The number of seats a party has in Parliament is determined by the proportion of votes it receives under the party vote at each general election. If any electorate seats are won by a party's candidates, its seats first go to those candidates. Any leftover seats are then given to list candidates, who are elected according to a ranked list of candidates finalised before the election.
Political parties and their funding are regulated in New Zealand by the Electoral Commission in accordance with the Electoral Act 1993.
Outside of elections, parties play an important role in Parliament and in government. Many votes cast in Parliament on proposed laws are cast as party votes, where a party casts a vote on behalf of all its member MPs. Party membership and size also determines the allocation of Parliamentary resources, like Oral Questions and Select Committee membership. It's also a major factor in deciding which party or parties form the Government, and who becomes the Prime Minister or a Minister.

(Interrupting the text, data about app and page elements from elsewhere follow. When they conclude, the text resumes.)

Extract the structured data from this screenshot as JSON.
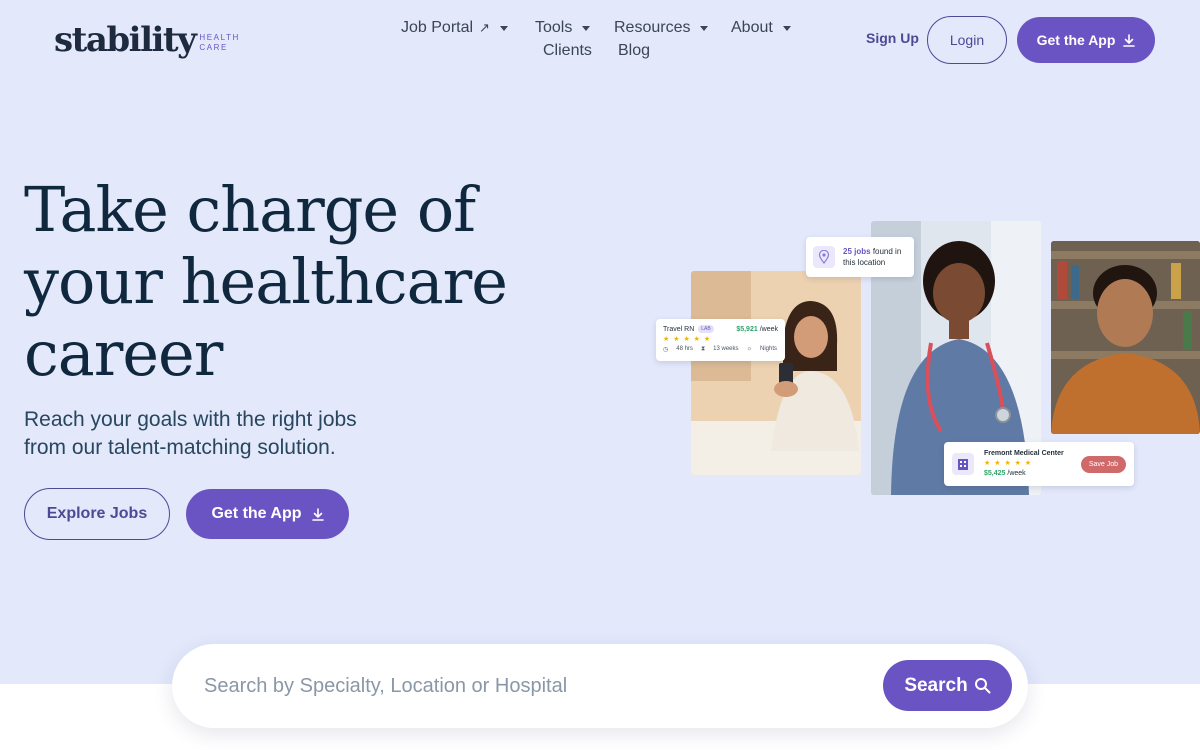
{
  "brand": {
    "name": "stability",
    "sub_line1": "HEALTH",
    "sub_line2": "CARE",
    "accent": "#6a54c4",
    "dark": "#10283d"
  },
  "nav": {
    "items": [
      {
        "label": "Job Portal",
        "icon": "arrow-up-right-icon",
        "has_dropdown": true
      },
      {
        "label": "Tools",
        "has_dropdown": true
      },
      {
        "label": "Resources",
        "has_dropdown": true
      },
      {
        "label": "About",
        "has_dropdown": true
      },
      {
        "label": "Clients",
        "has_dropdown": false
      },
      {
        "label": "Blog",
        "has_dropdown": false
      }
    ],
    "signup": "Sign Up",
    "login": "Login",
    "get_app": "Get the App"
  },
  "hero": {
    "headline_line1": "Take charge of",
    "headline_line2": "your healthcare",
    "headline_line3": "career",
    "sub_line1": "Reach your goals with the right jobs",
    "sub_line2": "from our talent-matching solution.",
    "explore": "Explore Jobs",
    "get_app": "Get the App"
  },
  "cards": {
    "travel": {
      "title": "Travel RN",
      "badge": "LAB",
      "pay": "$5,921",
      "unit": "/week",
      "stars": "★ ★ ★ ★ ★",
      "hours": "48 hrs",
      "weeks": "13 weeks",
      "shift": "Nights"
    },
    "jobs": {
      "count": "25 jobs",
      "found": "found in",
      "location": "this location"
    },
    "fremont": {
      "name": "Fremont Medical Center",
      "stars": "★ ★ ★ ★ ★",
      "pay": "$5,425",
      "unit": "/week",
      "save": "Save Job"
    }
  },
  "search": {
    "placeholder": "Search by Specialty, Location or Hospital",
    "button": "Search"
  }
}
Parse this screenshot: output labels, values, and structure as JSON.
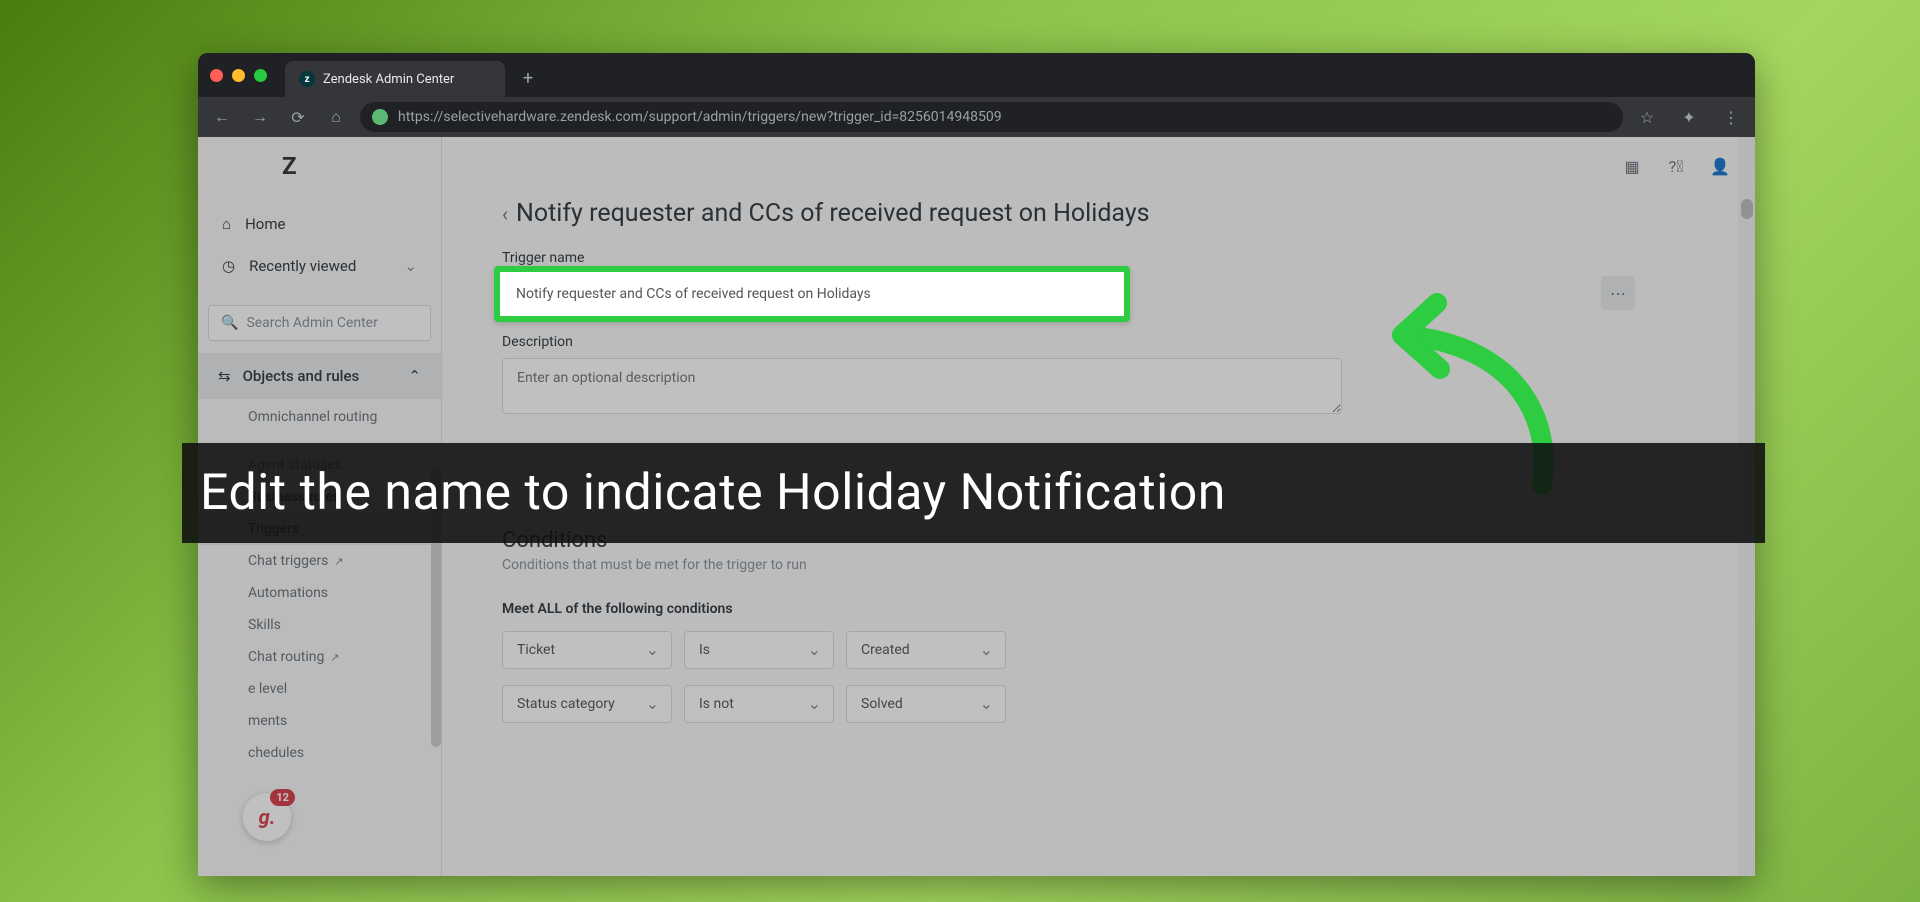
{
  "browser": {
    "tab_title": "Zendesk Admin Center",
    "url": "https://selectivehardware.zendesk.com/support/admin/triggers/new?trigger_id=8256014948509"
  },
  "sidebar": {
    "logo": "Z",
    "home": "Home",
    "recently_viewed": "Recently viewed",
    "search_placeholder": "Search Admin Center",
    "section": "Objects and rules",
    "items": [
      "Omnichannel routing",
      "",
      "Agent statuses"
    ],
    "group_header": "Business rules",
    "rules": {
      "triggers": "Triggers",
      "chat_triggers": "Chat triggers",
      "automations": "Automations",
      "skills": "Skills",
      "chat_routing": "Chat routing",
      "service_level_a": "e level",
      "service_level_b": "ments",
      "schedules": "chedules"
    },
    "badge_count": "12",
    "badge_letter": "g."
  },
  "page": {
    "breadcrumb": "Notify requester and CCs of received request on Holidays",
    "trigger_name_label": "Trigger name",
    "trigger_name_value": "Notify requester and CCs of received request on Holidays",
    "description_label": "Description",
    "description_placeholder": "Enter an optional description",
    "conditions_title": "Conditions",
    "conditions_sub": "Conditions that must be met for the trigger to run",
    "meet_all_label": "Meet ALL of the following conditions",
    "cond1": {
      "a": "Ticket",
      "b": "Is",
      "c": "Created"
    },
    "cond2": {
      "a": "Status category",
      "b": "Is not",
      "c": "Solved"
    }
  },
  "instruction": "Edit the name to indicate  Holiday Notification"
}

For registered parties, their registered name is shown on this page. Some parties may have adopted different names in a Parliamentary context or for marketing purposes.